Ever since losing my future-child to an ectopic pregnancy on New Year’s Eve, I’ve been going about my life in what I thought to be a relatively stable fashion. I’ve reflected on the experience and opened up to friends, family and you wonderful readers. I’ve discussed a lot of the pain and emotions that the memories bring. I really thought that all this discussion had been cathartic for me, that it had helped me move on in some way. But after a day spent in the hospital where I lost my chance at another child, I realized just how much I’m not over it.
I’ve been sitting in a hospital room just a few floors up from where I went into surgery seven months ago. A close family member is going through a medical emergency and I’ve spent the past 24 hours at their side. (Your prayers and well-wishes are both welcome and appreciated.) And while I’ve spent most of my time answering doctor’s questions, fetching ice chips and squeezing hands, I’ve also had plenty of opportunity to sit and reflect. During that time, it’s impossible to keep my mind here, in this room. It keeps drifting down the elevator and into the room where I found out that I would lose my child. I keep reliving the emptiness I felt after my surgery was done, as I lay in bed, filled with so much pain that I had no idea whether it was physical or emotional.

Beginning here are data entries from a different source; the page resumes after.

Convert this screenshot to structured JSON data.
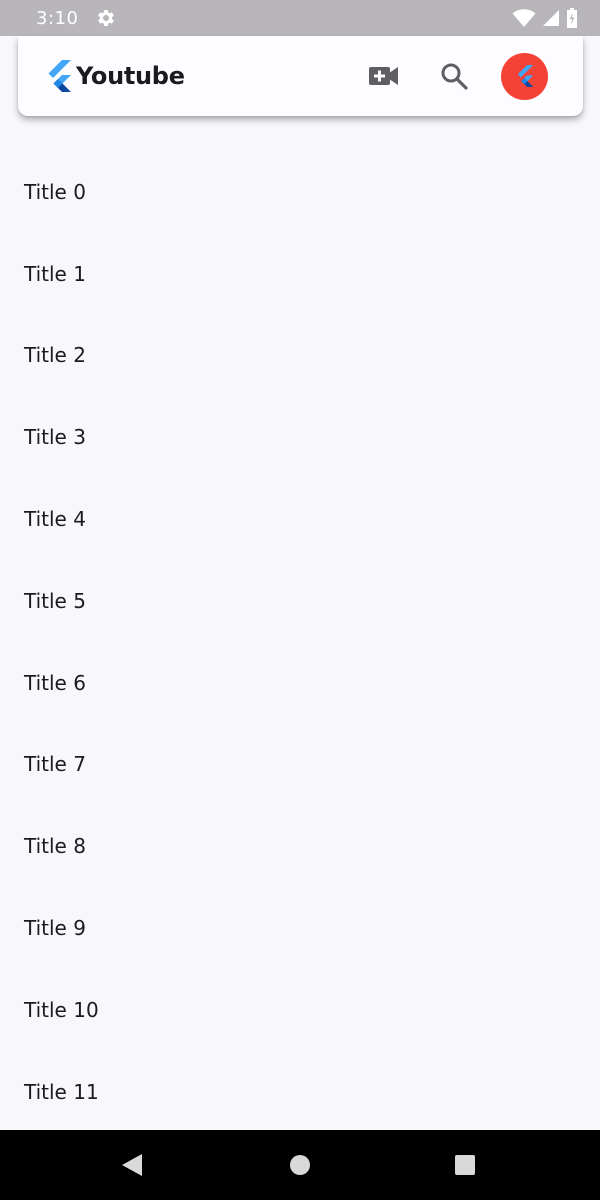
{
  "status_bar": {
    "time": "3:10",
    "icons": [
      "settings-gear-icon",
      "wifi-icon",
      "cell-signal-icon",
      "battery-charging-icon"
    ]
  },
  "app_bar": {
    "title": "Youtube",
    "logo_icon": "flutter-logo-icon",
    "actions": [
      "video-add-icon",
      "search-icon",
      "avatar"
    ],
    "avatar_color": "#f44336"
  },
  "list": {
    "items": [
      {
        "title": "Title 0"
      },
      {
        "title": "Title 1"
      },
      {
        "title": "Title 2"
      },
      {
        "title": "Title 3"
      },
      {
        "title": "Title 4"
      },
      {
        "title": "Title 5"
      },
      {
        "title": "Title 6"
      },
      {
        "title": "Title 7"
      },
      {
        "title": "Title 8"
      },
      {
        "title": "Title 9"
      },
      {
        "title": "Title 10"
      },
      {
        "title": "Title 11"
      }
    ]
  },
  "nav_bar": {
    "buttons": [
      "back-triangle-icon",
      "home-circle-icon",
      "recents-square-icon"
    ]
  }
}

This hospital, this place where I said goodbye to so much hope, seems to have the ability to bring all of those emotions back.

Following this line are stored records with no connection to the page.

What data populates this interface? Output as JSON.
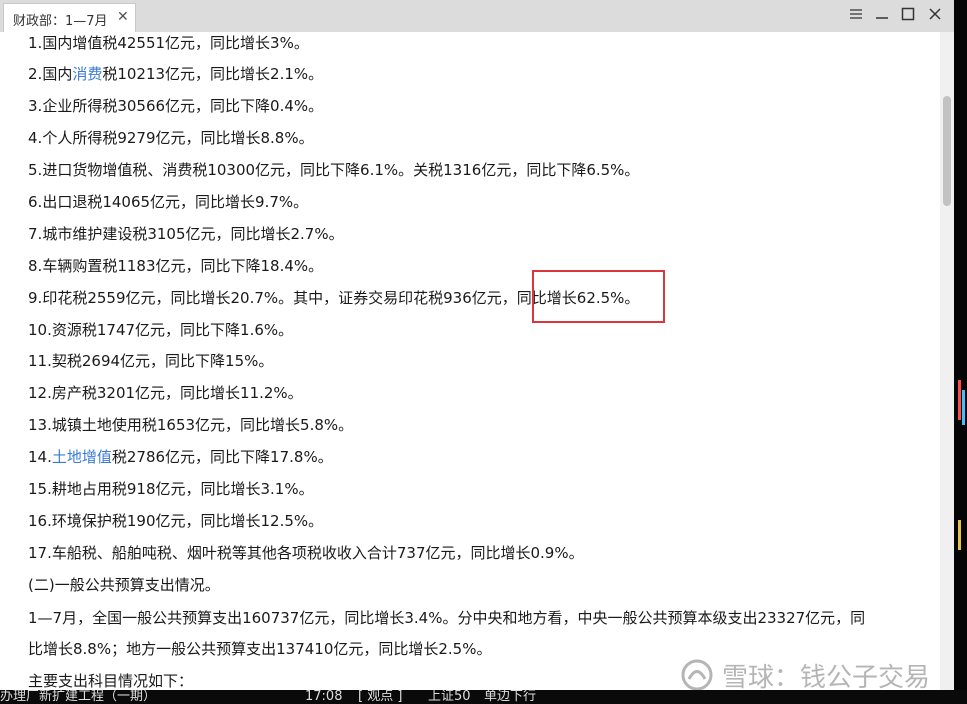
{
  "tab": {
    "title": "财政部：1—7月"
  },
  "lines": [
    {
      "num": "1.",
      "pre": "国内增值税42551亿元，同比增长3%。"
    },
    {
      "num": "2.",
      "pre": "国内",
      "link": "消费",
      "post": "税10213亿元，同比增长2.1%。"
    },
    {
      "num": "3.",
      "pre": "企业所得税30566亿元，同比下降0.4%。"
    },
    {
      "num": "4.",
      "pre": "个人所得税9279亿元，同比增长8.8%。"
    },
    {
      "num": "5.",
      "pre": "进口货物增值税、消费税10300亿元，同比下降6.1%。关税1316亿元，同比下降6.5%。"
    },
    {
      "num": "6.",
      "pre": "出口退税14065亿元，同比增长9.7%。"
    },
    {
      "num": "7.",
      "pre": "城市维护建设税3105亿元，同比增长2.7%。"
    },
    {
      "num": "8.",
      "pre": "车辆购置税1183亿元，同比下降18.4%。"
    },
    {
      "num": "9.",
      "pre": "印花税2559亿元，同比增长20.7%。其中，证券交易印花税936亿元，同比增长62.5%。"
    },
    {
      "num": "10.",
      "pre": "资源税1747亿元，同比下降1.6%。"
    },
    {
      "num": "11.",
      "pre": "契税2694亿元，同比下降15%。"
    },
    {
      "num": "12.",
      "pre": "房产税3201亿元，同比增长11.2%。"
    },
    {
      "num": "13.",
      "pre": "城镇土地使用税1653亿元，同比增长5.8%。"
    },
    {
      "num": "14.",
      "pre": "",
      "link": "土地增值",
      "post": "税2786亿元，同比下降17.8%。"
    },
    {
      "num": "15.",
      "pre": "耕地占用税918亿元，同比增长3.1%。"
    },
    {
      "num": "16.",
      "pre": "环境保护税190亿元，同比增长12.5%。"
    },
    {
      "num": "17.",
      "pre": "车船税、船舶吨税、烟叶税等其他各项税收收入合计737亿元，同比增长0.9%。"
    }
  ],
  "section_heading": "(二)一般公共预算支出情况。",
  "para_line1": "1—7月，全国一般公共预算支出160737亿元，同比增长3.4%。分中央和地方看，中央一般公共预算本级支出23327亿元，同",
  "para_line2": "比增长8.8%；地方一般公共预算支出137410亿元，同比增长2.5%。",
  "subheading": "主要支出科目情况如下：",
  "watermark": {
    "text": "雪球：钱公子交易"
  },
  "statusbar": {
    "left": "办理厂新扩建工程（一期）",
    "time": "17:08",
    "tag": "[ 观点 ]",
    "index": "上证50",
    "trend": "单边下行"
  },
  "colors": {
    "link": "#3a7bd5",
    "highlight": "#d9363e",
    "titlebar": "#dcdcdc"
  }
}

I feel almost silly, looking around the emergency room for the doctors and nurses who treated me. I wonder if they’ll even remember my face or if they see so much tragedy. One sobbing mother couldn’t possibly register this many months later. I feel ridiculous looking resentfully at the board on the wall asking what “execellent care means” for my family. My excellent care hopes didn’t really matter. There was nothing anyone could do.
More than anything, I feel guilty that I’m selfishly thinking of myself when someone that I love deeply is sick and in pain. I feel horrible that I’m not spending every ounce of effort praying for their health. Instead, I’m dwelling on my own irreversible past. It seems unfair and self-indulgent.
It’s been more than half a year since I lost a child. I’m now trying to get pregnant again. It hasn’t succeeded yet, but there’s still a chance that it will. I should have moved on by now, right? Something as simple as a location shouldn’t overwhelm me with grief.
And yet here I am, sitting on an uncomfortable hospital couch, thinking about the last time I slept in this building. I’m thinking about the picture of the child removed from my Fallopian tube. (Yes, a nurse showed it to me.) I’m crying, not just because I’m concerned for my loved one, but because I’m still not over my loss. At this point time, I’m not sure if I ever will be.